[Element data from apps and pages]
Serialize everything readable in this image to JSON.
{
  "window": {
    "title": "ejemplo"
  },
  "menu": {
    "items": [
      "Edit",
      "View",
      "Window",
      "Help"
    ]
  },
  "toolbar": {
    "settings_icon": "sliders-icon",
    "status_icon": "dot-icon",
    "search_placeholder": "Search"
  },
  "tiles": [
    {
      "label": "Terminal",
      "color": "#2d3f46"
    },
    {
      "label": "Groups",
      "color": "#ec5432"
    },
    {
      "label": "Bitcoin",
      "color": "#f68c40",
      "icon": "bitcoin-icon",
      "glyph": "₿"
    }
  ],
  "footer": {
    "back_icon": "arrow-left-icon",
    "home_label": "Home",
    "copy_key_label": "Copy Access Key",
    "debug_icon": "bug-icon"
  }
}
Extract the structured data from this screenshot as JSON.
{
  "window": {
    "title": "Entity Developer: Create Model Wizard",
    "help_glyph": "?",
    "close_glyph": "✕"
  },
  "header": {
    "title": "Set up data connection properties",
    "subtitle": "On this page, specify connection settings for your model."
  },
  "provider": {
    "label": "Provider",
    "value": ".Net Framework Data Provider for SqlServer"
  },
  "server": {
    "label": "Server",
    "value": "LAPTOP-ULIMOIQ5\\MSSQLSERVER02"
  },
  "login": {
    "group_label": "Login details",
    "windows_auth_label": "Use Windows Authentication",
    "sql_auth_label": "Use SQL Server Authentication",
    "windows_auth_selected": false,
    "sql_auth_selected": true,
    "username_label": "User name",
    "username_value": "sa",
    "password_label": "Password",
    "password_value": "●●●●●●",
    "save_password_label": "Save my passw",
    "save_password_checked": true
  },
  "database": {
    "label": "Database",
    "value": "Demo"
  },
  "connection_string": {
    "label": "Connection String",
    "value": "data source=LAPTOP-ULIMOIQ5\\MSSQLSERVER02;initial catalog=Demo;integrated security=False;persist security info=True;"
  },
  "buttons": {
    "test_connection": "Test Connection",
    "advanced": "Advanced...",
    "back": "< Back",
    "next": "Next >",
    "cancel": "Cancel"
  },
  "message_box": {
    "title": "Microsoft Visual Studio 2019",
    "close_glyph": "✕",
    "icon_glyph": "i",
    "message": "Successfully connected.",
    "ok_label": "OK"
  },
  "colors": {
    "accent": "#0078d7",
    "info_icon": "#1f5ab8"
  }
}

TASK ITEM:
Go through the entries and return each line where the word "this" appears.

OUTPUT OF THE TASK:
Serialize everything readable in this image to JSON.
Extract the structured data from this screenshot as JSON.
    "subtitle": "On this page, specify connection settings for your model."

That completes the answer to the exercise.